Investing in fund units creates exposure to a whole range of investments made by that fund – usually it is a diversified portfolio of securities, such as stocks or bonds, or other assets, such as commodities. Investing in fund units can be a suitable option for investors who want to diversify their portfolio and benefit from professional management of their investments.
Reasons to invest
Investing in fund units can be a suitable option for investors who want to diversify their portfolio and benefit from professional management of their investments.
Risks to consider
Investing in fund units carries several risks, including:
Market risk: The value of fund units can be impacted by fluctuations in the stock and bond markets. Changes in market conditions, economic conditions, and global events can all impact the value of fund units.

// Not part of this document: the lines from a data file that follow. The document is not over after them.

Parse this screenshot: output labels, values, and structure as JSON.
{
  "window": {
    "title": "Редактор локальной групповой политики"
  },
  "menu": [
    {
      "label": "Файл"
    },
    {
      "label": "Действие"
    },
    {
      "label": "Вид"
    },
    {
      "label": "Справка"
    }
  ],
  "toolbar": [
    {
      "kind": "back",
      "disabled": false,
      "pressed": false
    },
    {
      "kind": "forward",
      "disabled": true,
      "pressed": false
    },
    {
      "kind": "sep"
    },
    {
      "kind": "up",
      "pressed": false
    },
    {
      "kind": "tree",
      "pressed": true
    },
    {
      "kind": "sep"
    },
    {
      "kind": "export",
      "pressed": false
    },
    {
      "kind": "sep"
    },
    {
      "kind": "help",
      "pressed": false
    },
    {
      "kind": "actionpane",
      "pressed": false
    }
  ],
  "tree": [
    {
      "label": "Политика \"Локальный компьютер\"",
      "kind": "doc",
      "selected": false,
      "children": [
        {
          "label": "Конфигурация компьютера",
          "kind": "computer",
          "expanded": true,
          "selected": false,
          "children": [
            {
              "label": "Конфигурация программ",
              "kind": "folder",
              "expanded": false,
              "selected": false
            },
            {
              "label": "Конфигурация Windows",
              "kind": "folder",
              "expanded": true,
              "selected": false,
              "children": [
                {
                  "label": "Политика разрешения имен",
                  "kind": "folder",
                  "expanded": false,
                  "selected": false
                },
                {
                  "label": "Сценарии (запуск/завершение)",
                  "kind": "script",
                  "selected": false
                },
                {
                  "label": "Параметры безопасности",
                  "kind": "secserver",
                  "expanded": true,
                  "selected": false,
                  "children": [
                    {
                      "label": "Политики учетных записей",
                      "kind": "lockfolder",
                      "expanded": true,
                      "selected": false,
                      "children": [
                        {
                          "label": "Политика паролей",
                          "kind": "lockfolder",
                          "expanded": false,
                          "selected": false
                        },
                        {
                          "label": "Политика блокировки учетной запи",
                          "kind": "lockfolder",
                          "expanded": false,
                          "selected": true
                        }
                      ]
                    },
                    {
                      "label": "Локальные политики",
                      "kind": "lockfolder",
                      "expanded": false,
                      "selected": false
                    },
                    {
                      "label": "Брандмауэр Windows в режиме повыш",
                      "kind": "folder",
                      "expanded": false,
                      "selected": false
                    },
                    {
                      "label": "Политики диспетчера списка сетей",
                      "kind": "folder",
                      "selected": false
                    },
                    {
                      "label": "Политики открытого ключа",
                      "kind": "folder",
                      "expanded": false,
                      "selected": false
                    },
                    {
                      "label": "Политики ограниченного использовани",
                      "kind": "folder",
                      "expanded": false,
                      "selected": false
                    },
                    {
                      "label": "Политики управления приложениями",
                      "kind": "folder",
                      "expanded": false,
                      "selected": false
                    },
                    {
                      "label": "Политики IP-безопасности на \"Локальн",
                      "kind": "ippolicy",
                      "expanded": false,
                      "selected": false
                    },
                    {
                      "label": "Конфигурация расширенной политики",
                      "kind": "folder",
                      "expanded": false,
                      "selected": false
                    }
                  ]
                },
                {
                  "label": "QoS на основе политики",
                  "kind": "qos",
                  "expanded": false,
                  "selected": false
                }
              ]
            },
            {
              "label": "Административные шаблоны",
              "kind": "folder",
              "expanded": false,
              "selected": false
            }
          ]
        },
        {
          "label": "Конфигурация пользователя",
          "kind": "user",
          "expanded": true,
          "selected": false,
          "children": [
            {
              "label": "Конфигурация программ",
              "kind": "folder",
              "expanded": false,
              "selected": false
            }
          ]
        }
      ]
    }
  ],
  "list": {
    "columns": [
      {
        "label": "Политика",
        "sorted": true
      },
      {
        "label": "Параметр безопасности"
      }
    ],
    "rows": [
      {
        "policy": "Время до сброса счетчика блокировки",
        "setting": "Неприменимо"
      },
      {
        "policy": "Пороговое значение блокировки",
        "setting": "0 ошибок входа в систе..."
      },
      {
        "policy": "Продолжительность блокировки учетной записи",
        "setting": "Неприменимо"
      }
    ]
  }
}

Management risk: The performance of a fund is largely dependent on the skills and experience of its investment manager. Poor investment decisions can negatively impact the value of fund units.
Diversification risk: A fund may have concentrations in certain sectors, countries, or assets, which can increase the risk of the fund’s performance being impacted by events specific to that sector, country, or asset.
Liquidity risk: In times of market turmoil or investor redemptions, the fund may be forced to sell securities to meet demand, potentially leading to realized losses.
Fee and expense risk: Funds typically charge management fees and incur other expenses, which can eat into returns.
It’s important to understand the investment objectives, risk profile, and fees associated with a fund before investing, and to consider the investment goals, risk tolerance, and overall financial situation before making any investment decisions. Diversifying investments across multiple funds and asset classes can also help reduce risk.
Public vs private
Both public and private fund investments are possible. Private investments, however, normally have lower liquidity.